> Task directions:
Look through the lines below; wherever the word "this" appears, copy that line.

> Record extracts:
--------------------------------------------------

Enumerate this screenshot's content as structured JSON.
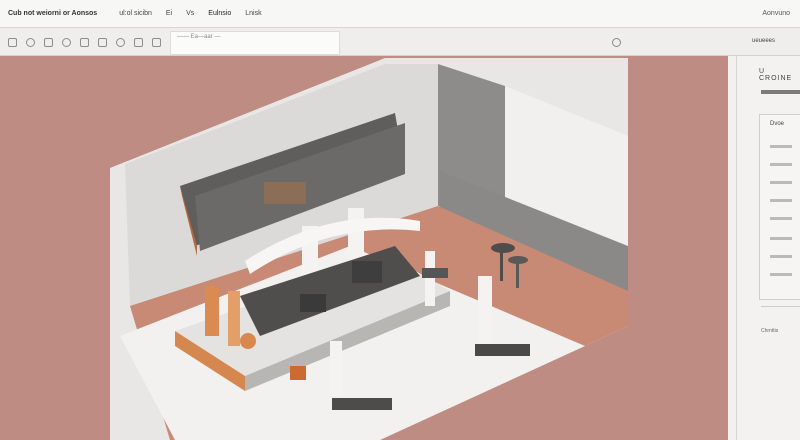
{
  "menubar": {
    "app_title": "Cub not weiorni or Aonsos",
    "items": [
      "ul:ol sicibn",
      "Ei",
      "Vs",
      "Eulnsio",
      "Lnisk"
    ],
    "window_info": "Aonvuno"
  },
  "toolbar": {
    "path_field": "—— Ea—aar —",
    "panel_tab": "ueueees"
  },
  "panel": {
    "header": "U CROINE",
    "group_title": "Dvoe",
    "footer": "Chrnttis"
  },
  "viewport": {
    "background": "#bf8c83"
  }
}
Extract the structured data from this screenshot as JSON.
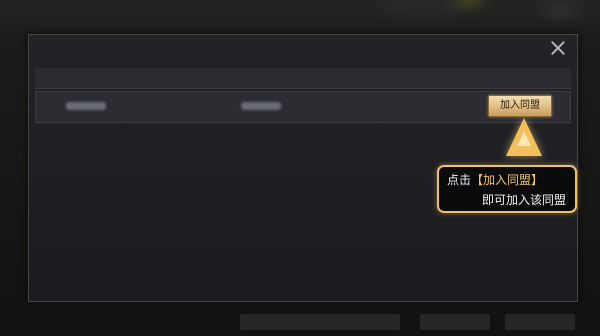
{
  "dialog": {
    "title": "",
    "close_icon": "close-icon"
  },
  "table": {
    "columns": [
      "",
      "",
      "",
      "",
      "",
      ""
    ],
    "row": {
      "guild_name": "",
      "level": "",
      "leader": "",
      "status": "",
      "requirement": ""
    }
  },
  "join_button_label": "加入同盟",
  "tooltip": {
    "prefix": "点击",
    "highlight": "【加入同盟】",
    "line2": "即可加入该同盟"
  },
  "colors": {
    "accent": "#f0c35e",
    "button_top": "#f3ddb0",
    "button_bottom": "#c99c5e",
    "panel": "#1c1c20"
  }
}
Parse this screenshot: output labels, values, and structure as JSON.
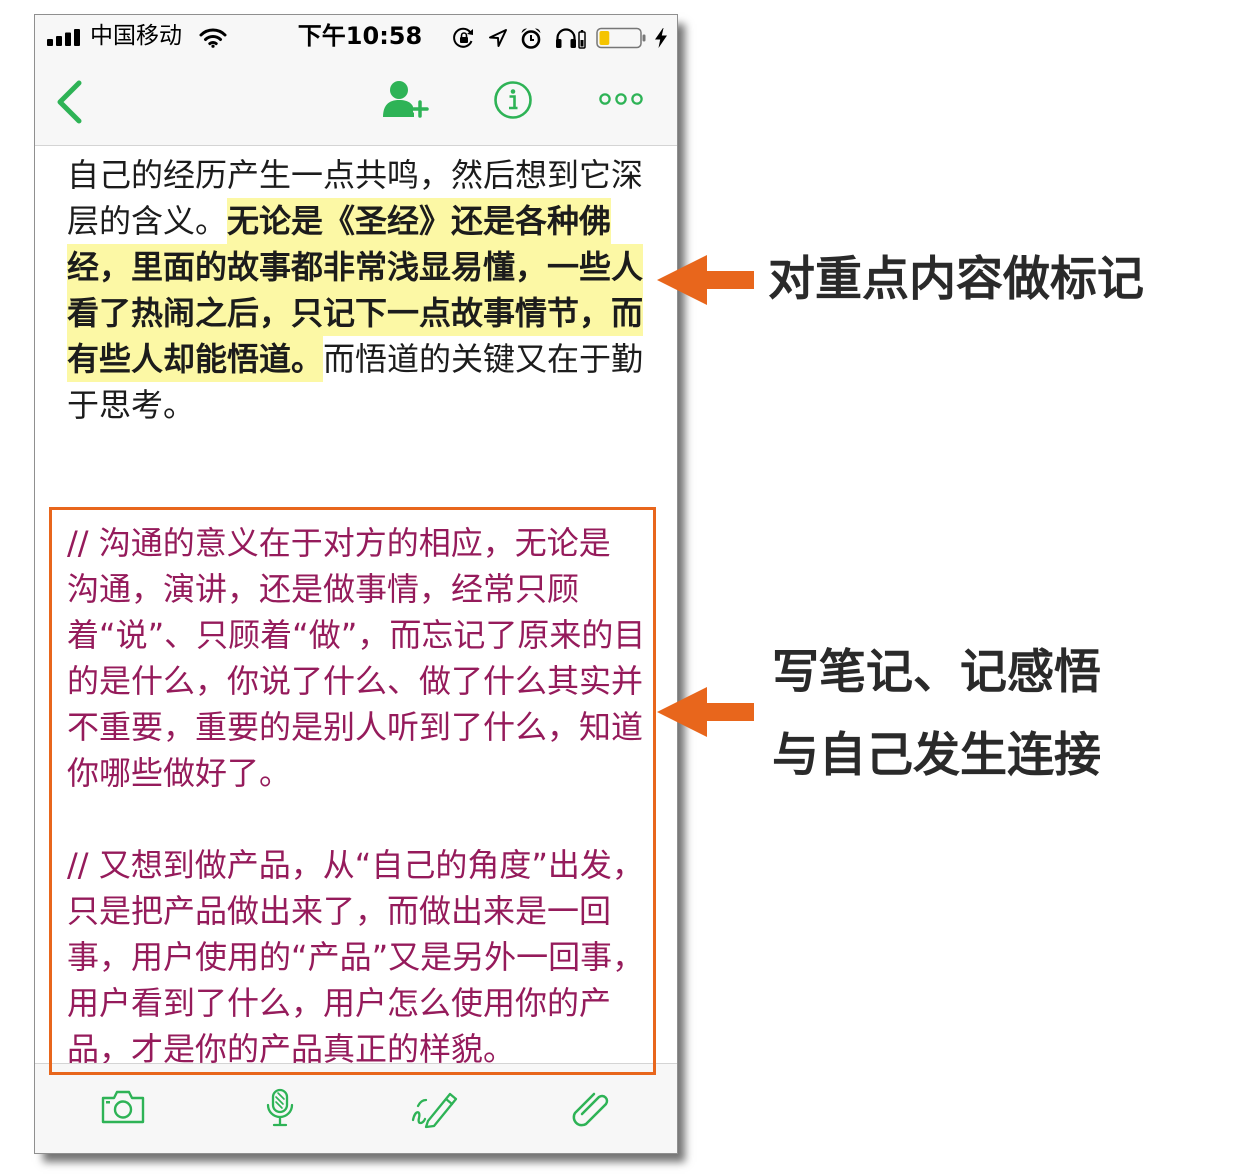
{
  "accent_color": "#2eb356",
  "status_bar": {
    "carrier": "中国移动",
    "time": "下午10:58",
    "battery_level": 0.25,
    "battery_color": "#f5c400",
    "icons": [
      "signal-icon",
      "wifi-icon",
      "rotation-lock-icon",
      "location-icon",
      "alarm-icon",
      "headphones-icon",
      "battery-icon",
      "charging-icon"
    ]
  },
  "nav_bar": {
    "icons": [
      "back-icon",
      "add-person-icon",
      "info-icon",
      "more-icon"
    ]
  },
  "note": {
    "text_color": "#1c1c1c",
    "highlight_color": "#fcf8a5",
    "lines": [
      [
        {
          "text": "自己的经历产生一点共鸣，然后想到它深",
          "highlighted": false
        }
      ],
      [
        {
          "text": "层的含义。",
          "highlighted": false
        },
        {
          "text": "无论是《圣经》还是各种佛",
          "highlighted": true
        }
      ],
      [
        {
          "text": "经，里面的故事都非常浅显易懂，一些人",
          "highlighted": true
        }
      ],
      [
        {
          "text": "看了热闹之后，只记下一点故事情节，而",
          "highlighted": true
        }
      ],
      [
        {
          "text": "有些人却能悟道。",
          "highlighted": true
        },
        {
          "text": "而悟道的关键又在于勤",
          "highlighted": false
        }
      ],
      [
        {
          "text": "于思考。",
          "highlighted": false
        }
      ]
    ]
  },
  "comment": {
    "text_color": "#951b5b",
    "paragraphs": [
      [
        "// 沟通的意义在于对方的相应，无论是",
        "沟通，演讲，还是做事情，经常只顾",
        "着“说”、只顾着“做”，而忘记了原来的目",
        "的是什么，你说了什么、做了什么其实并",
        "不重要，重要的是别人听到了什么，知道",
        "你哪些做好了。"
      ],
      [
        "// 又想到做产品，从“自己的角度”出发，",
        "只是把产品做出来了，而做出来是一回",
        "事，用户使用的“产品”又是另外一回事，",
        "用户看到了什么，用户怎么使用你的产",
        "品，才是你的产品真正的样貌。"
      ]
    ]
  },
  "toolbar": {
    "icons": [
      "camera-icon",
      "microphone-icon",
      "handwriting-icon",
      "attachment-icon"
    ]
  },
  "annotations": {
    "color": "#e8661c",
    "highlight_label": "对重点内容做标记",
    "comment_label": [
      "写笔记、记感悟",
      "与自己发生连接"
    ]
  }
}
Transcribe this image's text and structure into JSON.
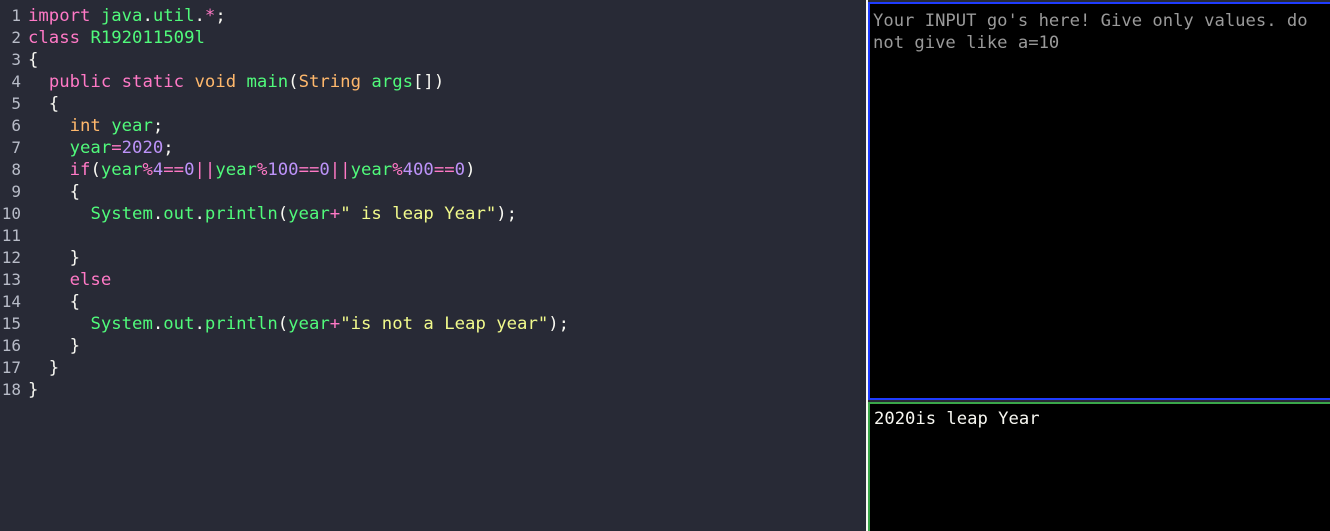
{
  "editor": {
    "language": "java",
    "lines": [
      {
        "n": "1",
        "tokens": [
          [
            "import",
            "keyword"
          ],
          [
            " ",
            "punct"
          ],
          [
            "java",
            "ident"
          ],
          [
            ".",
            "punct"
          ],
          [
            "util",
            "ident"
          ],
          [
            ".",
            "punct"
          ],
          [
            "*",
            "op"
          ],
          [
            ";",
            "punct"
          ]
        ]
      },
      {
        "n": "2",
        "tokens": [
          [
            "class",
            "keyword"
          ],
          [
            " ",
            "punct"
          ],
          [
            "R192011509l",
            "ident"
          ]
        ]
      },
      {
        "n": "3",
        "tokens": [
          [
            "{",
            "punct"
          ]
        ]
      },
      {
        "n": "4",
        "tokens": [
          [
            "  ",
            "punct"
          ],
          [
            "public",
            "keyword"
          ],
          [
            " ",
            "punct"
          ],
          [
            "static",
            "keyword"
          ],
          [
            " ",
            "punct"
          ],
          [
            "void",
            "type"
          ],
          [
            " ",
            "punct"
          ],
          [
            "main",
            "ident"
          ],
          [
            "(",
            "punct"
          ],
          [
            "String",
            "type"
          ],
          [
            " ",
            "punct"
          ],
          [
            "args",
            "ident"
          ],
          [
            "[])",
            "punct"
          ]
        ]
      },
      {
        "n": "5",
        "tokens": [
          [
            "  {",
            "punct"
          ]
        ]
      },
      {
        "n": "6",
        "tokens": [
          [
            "    ",
            "punct"
          ],
          [
            "int",
            "type"
          ],
          [
            " ",
            "punct"
          ],
          [
            "year",
            "ident"
          ],
          [
            ";",
            "punct"
          ]
        ]
      },
      {
        "n": "7",
        "tokens": [
          [
            "    ",
            "punct"
          ],
          [
            "year",
            "ident"
          ],
          [
            "=",
            "op"
          ],
          [
            "2020",
            "number"
          ],
          [
            ";",
            "punct"
          ]
        ]
      },
      {
        "n": "8",
        "tokens": [
          [
            "    ",
            "punct"
          ],
          [
            "if",
            "keyword"
          ],
          [
            "(",
            "punct"
          ],
          [
            "year",
            "ident"
          ],
          [
            "%",
            "op"
          ],
          [
            "4",
            "number"
          ],
          [
            "==",
            "op"
          ],
          [
            "0",
            "number"
          ],
          [
            "||",
            "op"
          ],
          [
            "year",
            "ident"
          ],
          [
            "%",
            "op"
          ],
          [
            "100",
            "number"
          ],
          [
            "==",
            "op"
          ],
          [
            "0",
            "number"
          ],
          [
            "||",
            "op"
          ],
          [
            "year",
            "ident"
          ],
          [
            "%",
            "op"
          ],
          [
            "400",
            "number"
          ],
          [
            "==",
            "op"
          ],
          [
            "0",
            "number"
          ],
          [
            ")",
            "punct"
          ]
        ]
      },
      {
        "n": "9",
        "tokens": [
          [
            "    {",
            "punct"
          ]
        ]
      },
      {
        "n": "10",
        "tokens": [
          [
            "      ",
            "punct"
          ],
          [
            "System",
            "ident"
          ],
          [
            ".",
            "punct"
          ],
          [
            "out",
            "ident"
          ],
          [
            ".",
            "punct"
          ],
          [
            "println",
            "ident"
          ],
          [
            "(",
            "punct"
          ],
          [
            "year",
            "ident"
          ],
          [
            "+",
            "op"
          ],
          [
            "\" is leap Year\"",
            "string"
          ],
          [
            ");",
            "punct"
          ]
        ]
      },
      {
        "n": "11",
        "tokens": []
      },
      {
        "n": "12",
        "tokens": [
          [
            "    }",
            "punct"
          ]
        ]
      },
      {
        "n": "13",
        "tokens": [
          [
            "    ",
            "punct"
          ],
          [
            "else",
            "keyword"
          ]
        ]
      },
      {
        "n": "14",
        "tokens": [
          [
            "    {",
            "punct"
          ]
        ]
      },
      {
        "n": "15",
        "tokens": [
          [
            "      ",
            "punct"
          ],
          [
            "System",
            "ident"
          ],
          [
            ".",
            "punct"
          ],
          [
            "out",
            "ident"
          ],
          [
            ".",
            "punct"
          ],
          [
            "println",
            "ident"
          ],
          [
            "(",
            "punct"
          ],
          [
            "year",
            "ident"
          ],
          [
            "+",
            "op"
          ],
          [
            "\"is not a Leap year\"",
            "string"
          ],
          [
            ");",
            "punct"
          ]
        ]
      },
      {
        "n": "16",
        "tokens": [
          [
            "    }",
            "punct"
          ]
        ]
      },
      {
        "n": "17",
        "tokens": [
          [
            "  }",
            "punct"
          ]
        ]
      },
      {
        "n": "18",
        "tokens": [
          [
            "}",
            "punct"
          ]
        ]
      }
    ]
  },
  "input_pane": {
    "placeholder": "Your INPUT go's here! Give only values. do\nnot give like a=10",
    "value": ""
  },
  "output_pane": {
    "text": "2020is leap Year"
  },
  "colors": {
    "editor_bg": "#282a36",
    "keyword": "#ff79c6",
    "type": "#ffb86c",
    "identifier": "#50fa7b",
    "string": "#f1fa8c",
    "number": "#bd93f9",
    "input_border": "#1f3cff",
    "output_border": "#3aa64a"
  }
}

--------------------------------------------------

> Written answer:
Enumerate this screenshot's content as structured JSON.
Extract the structured data from this screenshot as JSON.
Parse this screenshot: output labels, values, and structure as JSON.
Transcribe this image's text and structure into JSON.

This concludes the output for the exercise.